Youtube uploaded by camifanta (2011) Intel Visual Life - Michael Wolff [online video] Available at:

[accessed 27 January 2021]

Oxford English Dictionary [Online] Available at:

Melissa Kilbey Quadryptic.jpg
4th March 2021 - Update & Revisit 

Working in week 6 and having learnt so much in just 6 short weeks, I really wanted to revisit Week 1 Brief.  My reflection at the end of this week was not positive about my final outcome.  I have since realised, with the help of the Crit during week 4, that I must not worry that my primary instincts are to work with tactile materials in a craft based way.  During week one I tried to learn Photoshop and Illustrator processes, thinking that this was of vital importance when entering the field of Graphic Design.  My limited skills and frustrations clearly showing in my final quadriptych above. 


I decided I needed to go back to a point in the project where my interest had been peeked by the idea of quilts telling a story about who, what, where and why in relation to me.  Looking again at quilts, the quintessential elements of the stitch line making an indentation in the fabric (Fig. 5) , creating undulating shape and pattern, shadow & highlights, this became the focus point for re-creating my Quadriptych.  I also wanted to show my woven fabric history, the repeat pattern design for Commercial Road, Bournemouth, the simplicity of the word "Designer" and elements of decorative stitch and melted plastic forming my 'new growth'  as a creative person.

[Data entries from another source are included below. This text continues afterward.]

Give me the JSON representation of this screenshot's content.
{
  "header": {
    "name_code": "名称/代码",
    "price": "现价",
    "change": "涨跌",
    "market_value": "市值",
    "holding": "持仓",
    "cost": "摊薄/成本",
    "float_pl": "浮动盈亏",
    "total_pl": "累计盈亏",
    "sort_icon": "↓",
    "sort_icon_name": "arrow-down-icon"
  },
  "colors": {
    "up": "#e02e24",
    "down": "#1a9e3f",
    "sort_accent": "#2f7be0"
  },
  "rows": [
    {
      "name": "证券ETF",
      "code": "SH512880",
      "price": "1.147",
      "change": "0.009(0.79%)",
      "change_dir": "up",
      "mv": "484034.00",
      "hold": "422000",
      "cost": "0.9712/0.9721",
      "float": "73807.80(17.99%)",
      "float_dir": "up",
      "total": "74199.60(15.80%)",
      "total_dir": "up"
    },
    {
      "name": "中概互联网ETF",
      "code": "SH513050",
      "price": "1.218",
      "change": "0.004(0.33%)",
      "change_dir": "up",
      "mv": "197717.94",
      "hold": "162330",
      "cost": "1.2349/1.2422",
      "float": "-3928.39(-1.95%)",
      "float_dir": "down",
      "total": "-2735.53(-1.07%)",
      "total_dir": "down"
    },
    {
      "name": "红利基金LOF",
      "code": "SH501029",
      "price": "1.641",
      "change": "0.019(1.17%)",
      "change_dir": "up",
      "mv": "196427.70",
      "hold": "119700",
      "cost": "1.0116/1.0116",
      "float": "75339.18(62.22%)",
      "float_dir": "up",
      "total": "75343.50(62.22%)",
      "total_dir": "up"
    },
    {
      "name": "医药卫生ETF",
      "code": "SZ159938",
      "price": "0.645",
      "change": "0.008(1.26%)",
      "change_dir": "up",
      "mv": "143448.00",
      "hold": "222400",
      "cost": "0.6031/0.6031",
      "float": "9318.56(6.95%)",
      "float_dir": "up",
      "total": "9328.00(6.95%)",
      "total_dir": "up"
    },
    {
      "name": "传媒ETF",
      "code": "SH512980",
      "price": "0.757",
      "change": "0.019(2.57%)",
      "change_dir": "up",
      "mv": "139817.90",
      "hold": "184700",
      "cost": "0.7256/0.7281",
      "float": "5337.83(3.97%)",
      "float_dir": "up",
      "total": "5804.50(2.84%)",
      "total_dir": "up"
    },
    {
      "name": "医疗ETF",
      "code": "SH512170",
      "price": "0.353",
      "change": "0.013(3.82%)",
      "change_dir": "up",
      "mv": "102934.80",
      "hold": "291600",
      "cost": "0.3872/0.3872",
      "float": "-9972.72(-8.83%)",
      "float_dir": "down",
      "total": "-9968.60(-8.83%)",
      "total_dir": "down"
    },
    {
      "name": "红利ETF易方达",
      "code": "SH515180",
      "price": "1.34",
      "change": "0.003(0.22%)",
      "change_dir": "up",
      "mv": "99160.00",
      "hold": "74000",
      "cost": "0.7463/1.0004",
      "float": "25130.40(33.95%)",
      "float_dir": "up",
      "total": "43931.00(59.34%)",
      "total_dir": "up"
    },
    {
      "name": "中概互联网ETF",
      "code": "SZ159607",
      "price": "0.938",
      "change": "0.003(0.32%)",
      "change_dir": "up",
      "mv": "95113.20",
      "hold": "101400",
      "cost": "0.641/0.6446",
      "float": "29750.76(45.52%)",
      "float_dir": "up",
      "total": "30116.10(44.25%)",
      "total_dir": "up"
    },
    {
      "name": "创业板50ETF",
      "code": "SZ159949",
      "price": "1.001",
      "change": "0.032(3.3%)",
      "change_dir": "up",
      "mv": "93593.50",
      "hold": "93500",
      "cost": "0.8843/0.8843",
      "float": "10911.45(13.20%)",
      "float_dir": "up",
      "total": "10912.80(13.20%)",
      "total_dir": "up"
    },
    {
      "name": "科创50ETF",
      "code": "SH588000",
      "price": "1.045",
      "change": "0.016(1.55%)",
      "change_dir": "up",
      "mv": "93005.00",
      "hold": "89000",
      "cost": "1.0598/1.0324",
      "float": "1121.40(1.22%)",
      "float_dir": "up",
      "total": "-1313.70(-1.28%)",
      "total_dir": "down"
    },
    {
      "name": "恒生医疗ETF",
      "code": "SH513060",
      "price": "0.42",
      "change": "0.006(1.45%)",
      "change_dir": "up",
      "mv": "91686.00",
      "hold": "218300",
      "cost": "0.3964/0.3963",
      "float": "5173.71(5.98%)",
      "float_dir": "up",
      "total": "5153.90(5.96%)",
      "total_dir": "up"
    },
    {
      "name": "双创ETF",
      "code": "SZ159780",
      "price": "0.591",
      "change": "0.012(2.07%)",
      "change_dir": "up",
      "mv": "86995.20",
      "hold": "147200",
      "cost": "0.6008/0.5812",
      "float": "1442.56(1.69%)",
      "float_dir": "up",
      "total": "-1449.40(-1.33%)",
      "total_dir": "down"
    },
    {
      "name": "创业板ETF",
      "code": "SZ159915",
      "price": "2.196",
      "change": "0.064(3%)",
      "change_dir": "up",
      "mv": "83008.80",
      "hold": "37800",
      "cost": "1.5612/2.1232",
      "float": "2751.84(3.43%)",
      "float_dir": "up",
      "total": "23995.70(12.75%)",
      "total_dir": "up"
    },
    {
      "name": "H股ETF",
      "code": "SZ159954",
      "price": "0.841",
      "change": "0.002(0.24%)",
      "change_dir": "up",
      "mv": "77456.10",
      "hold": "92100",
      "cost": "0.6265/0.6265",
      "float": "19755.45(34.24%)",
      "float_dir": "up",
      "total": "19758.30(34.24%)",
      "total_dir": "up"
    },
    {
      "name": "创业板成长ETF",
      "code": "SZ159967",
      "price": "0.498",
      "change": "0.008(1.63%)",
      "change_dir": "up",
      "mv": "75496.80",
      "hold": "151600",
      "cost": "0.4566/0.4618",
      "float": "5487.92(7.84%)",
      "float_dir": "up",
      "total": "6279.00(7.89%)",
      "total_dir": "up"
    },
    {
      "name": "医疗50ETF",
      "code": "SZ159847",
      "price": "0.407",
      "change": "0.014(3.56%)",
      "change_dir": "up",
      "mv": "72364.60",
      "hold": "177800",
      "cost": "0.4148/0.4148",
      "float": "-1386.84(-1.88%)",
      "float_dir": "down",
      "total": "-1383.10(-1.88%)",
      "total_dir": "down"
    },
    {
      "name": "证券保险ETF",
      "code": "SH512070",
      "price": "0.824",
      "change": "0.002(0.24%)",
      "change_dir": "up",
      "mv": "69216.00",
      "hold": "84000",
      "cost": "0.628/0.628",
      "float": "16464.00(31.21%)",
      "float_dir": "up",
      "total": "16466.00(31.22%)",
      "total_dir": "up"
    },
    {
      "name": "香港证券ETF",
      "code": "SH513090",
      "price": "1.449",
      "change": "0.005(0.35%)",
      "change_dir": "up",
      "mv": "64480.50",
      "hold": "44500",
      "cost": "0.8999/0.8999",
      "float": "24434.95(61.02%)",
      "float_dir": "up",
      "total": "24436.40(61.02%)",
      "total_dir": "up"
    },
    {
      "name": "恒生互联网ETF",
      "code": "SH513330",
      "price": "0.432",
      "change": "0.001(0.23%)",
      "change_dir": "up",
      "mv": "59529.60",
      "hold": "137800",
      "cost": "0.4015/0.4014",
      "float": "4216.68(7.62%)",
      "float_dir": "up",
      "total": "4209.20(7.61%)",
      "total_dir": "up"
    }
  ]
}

This is the final result, I think 100 times better than the lifeless digital version!  It has the surface movement I was looking to achieve, the shadows and highlights of quilted  stitch line, includes a hand woven textile from my past work and tells the story of me in a much subtler way.  I have learnt to listen to my inner 'fabric'!


Development of Ideas
Fig. 5 - Stitched Quilt Detail
(taken from Colours of summer by Elena Olenchenko (Fig. 3)
Who?Where?What?Why? Quadriptych Version 2
Fig. 2  - Pieces of Memories II - Katarzyna Plesniak (source:
Fig. 3 - Colours of summer - Elena Olenchenko
Fig. 4 - Textile Art - Haf Weighton (source:
bottom of page